::: Data section :::

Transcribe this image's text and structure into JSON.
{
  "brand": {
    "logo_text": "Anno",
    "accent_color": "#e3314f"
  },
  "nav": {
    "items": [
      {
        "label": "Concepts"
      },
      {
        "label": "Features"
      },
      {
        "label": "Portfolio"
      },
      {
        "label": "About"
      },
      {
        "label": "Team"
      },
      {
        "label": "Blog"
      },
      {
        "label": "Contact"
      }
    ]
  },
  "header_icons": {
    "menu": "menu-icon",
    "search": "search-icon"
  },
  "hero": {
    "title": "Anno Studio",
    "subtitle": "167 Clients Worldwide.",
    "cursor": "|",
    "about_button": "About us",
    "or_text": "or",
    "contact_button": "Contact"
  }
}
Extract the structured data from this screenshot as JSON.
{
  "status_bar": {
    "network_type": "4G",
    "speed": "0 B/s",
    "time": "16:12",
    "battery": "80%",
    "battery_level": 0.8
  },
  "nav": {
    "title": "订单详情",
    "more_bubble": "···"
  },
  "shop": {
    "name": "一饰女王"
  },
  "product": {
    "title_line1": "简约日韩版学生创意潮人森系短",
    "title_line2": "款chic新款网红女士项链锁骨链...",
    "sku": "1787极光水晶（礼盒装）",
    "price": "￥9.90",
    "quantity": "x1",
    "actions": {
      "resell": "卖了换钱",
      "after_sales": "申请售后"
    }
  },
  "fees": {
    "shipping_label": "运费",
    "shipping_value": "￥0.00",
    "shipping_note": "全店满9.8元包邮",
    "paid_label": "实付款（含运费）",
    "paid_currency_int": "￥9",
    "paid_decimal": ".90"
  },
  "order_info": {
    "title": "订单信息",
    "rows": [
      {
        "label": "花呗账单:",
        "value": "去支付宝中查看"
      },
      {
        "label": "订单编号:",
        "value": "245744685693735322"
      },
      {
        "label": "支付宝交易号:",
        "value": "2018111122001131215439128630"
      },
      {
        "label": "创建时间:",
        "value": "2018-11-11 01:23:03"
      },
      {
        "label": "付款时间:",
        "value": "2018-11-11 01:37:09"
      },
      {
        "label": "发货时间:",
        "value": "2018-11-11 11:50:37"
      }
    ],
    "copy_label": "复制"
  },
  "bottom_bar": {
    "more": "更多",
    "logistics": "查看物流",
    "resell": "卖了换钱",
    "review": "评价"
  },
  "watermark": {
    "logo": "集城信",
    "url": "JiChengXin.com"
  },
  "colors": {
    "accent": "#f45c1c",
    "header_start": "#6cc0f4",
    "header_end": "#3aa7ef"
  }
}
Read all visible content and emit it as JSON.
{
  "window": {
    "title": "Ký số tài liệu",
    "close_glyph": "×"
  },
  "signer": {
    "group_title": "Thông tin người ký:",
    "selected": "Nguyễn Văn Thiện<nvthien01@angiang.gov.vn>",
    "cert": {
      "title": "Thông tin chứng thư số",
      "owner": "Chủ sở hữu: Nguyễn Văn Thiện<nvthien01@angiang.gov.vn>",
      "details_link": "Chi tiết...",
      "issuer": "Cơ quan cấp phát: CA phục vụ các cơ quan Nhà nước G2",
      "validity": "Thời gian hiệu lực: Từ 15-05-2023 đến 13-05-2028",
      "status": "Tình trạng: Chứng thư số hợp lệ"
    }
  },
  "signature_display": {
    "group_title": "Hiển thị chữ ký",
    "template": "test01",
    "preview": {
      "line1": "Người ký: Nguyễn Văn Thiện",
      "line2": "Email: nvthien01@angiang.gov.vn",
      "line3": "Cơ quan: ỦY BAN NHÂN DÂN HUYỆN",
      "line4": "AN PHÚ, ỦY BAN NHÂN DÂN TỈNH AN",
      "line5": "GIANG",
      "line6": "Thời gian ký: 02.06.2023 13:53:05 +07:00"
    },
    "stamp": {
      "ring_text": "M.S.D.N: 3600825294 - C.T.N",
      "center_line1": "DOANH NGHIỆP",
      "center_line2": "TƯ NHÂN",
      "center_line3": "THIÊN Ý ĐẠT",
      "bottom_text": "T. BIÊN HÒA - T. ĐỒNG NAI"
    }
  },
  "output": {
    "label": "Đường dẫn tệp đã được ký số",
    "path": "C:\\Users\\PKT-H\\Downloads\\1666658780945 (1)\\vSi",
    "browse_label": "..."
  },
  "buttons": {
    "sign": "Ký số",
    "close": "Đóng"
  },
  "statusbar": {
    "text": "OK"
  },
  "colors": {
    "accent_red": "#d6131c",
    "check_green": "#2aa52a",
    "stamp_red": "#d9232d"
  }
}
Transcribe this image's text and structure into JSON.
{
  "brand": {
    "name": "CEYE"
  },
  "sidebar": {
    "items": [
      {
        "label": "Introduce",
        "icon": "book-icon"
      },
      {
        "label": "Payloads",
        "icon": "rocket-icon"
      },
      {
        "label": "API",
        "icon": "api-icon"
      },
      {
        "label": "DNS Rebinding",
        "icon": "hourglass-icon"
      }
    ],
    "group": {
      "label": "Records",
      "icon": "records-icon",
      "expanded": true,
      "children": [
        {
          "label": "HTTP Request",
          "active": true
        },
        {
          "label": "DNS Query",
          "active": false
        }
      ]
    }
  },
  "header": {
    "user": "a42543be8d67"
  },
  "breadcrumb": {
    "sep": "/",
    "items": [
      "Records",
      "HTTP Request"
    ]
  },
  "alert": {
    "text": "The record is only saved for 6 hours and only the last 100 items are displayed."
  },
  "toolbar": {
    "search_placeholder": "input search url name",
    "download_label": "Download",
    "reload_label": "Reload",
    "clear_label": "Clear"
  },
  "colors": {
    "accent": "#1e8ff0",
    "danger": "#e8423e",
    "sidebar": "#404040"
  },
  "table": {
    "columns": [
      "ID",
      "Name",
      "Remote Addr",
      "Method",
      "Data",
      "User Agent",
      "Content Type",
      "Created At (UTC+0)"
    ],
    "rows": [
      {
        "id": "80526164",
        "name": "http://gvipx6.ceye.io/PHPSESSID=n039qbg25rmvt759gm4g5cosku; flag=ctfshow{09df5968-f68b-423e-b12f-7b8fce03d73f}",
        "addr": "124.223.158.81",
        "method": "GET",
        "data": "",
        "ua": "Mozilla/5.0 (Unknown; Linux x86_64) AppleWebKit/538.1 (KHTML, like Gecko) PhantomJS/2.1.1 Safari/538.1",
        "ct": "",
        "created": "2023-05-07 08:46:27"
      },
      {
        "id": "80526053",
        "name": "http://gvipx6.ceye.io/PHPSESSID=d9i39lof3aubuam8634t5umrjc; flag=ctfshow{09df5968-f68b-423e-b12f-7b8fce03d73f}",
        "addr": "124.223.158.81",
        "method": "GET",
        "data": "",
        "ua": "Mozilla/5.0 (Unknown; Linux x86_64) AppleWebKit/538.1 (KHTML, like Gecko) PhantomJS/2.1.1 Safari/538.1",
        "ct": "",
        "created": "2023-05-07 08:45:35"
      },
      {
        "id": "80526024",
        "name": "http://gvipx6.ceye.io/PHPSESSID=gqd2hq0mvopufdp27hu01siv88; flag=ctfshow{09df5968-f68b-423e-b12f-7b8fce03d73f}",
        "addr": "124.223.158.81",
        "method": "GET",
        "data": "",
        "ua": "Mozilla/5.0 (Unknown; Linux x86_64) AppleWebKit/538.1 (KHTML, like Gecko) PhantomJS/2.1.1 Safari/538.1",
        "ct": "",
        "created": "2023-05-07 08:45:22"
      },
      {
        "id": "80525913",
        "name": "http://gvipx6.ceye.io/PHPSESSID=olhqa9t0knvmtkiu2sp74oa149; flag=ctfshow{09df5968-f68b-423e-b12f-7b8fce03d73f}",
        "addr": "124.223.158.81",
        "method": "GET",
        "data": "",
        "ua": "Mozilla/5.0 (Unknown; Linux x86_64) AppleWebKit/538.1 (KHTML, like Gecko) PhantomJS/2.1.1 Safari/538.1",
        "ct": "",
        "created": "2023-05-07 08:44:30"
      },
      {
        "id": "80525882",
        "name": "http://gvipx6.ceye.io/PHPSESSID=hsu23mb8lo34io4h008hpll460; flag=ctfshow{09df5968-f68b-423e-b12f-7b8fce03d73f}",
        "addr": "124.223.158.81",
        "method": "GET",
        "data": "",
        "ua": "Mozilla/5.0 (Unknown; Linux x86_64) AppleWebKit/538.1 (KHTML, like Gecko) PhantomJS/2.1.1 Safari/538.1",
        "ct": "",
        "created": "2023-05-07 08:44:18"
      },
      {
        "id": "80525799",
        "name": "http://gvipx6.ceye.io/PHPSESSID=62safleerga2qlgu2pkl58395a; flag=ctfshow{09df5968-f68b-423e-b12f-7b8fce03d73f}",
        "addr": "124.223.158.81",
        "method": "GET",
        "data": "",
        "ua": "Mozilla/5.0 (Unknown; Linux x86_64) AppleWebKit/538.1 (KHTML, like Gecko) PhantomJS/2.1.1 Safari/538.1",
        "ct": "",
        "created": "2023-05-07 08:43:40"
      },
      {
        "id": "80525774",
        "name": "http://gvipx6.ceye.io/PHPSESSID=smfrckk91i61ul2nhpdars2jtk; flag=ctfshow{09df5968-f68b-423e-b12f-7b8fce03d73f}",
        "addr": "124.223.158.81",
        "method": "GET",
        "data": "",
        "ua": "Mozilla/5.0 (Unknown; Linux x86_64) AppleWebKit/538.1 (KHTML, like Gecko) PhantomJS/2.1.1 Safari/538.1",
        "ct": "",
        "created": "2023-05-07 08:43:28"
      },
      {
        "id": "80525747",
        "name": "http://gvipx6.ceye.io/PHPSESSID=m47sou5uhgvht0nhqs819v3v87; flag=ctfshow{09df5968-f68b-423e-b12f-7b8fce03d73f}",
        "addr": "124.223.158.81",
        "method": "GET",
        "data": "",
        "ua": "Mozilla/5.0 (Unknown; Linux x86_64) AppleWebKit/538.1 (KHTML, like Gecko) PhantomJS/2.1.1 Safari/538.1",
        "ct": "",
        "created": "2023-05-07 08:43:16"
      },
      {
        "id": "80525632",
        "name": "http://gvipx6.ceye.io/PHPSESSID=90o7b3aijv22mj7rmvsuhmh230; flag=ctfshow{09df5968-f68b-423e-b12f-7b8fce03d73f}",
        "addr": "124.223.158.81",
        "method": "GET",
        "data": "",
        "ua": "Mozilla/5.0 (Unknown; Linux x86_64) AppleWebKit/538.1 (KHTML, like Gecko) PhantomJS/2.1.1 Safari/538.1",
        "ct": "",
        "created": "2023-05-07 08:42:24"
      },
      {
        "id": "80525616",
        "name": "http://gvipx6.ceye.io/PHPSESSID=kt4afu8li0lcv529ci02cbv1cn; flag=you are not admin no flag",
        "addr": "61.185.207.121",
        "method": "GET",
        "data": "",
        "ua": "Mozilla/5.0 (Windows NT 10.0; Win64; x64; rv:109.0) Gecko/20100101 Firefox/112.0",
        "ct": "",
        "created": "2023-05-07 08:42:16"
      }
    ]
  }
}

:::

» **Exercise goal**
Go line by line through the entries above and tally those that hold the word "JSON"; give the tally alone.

» **Task result**
4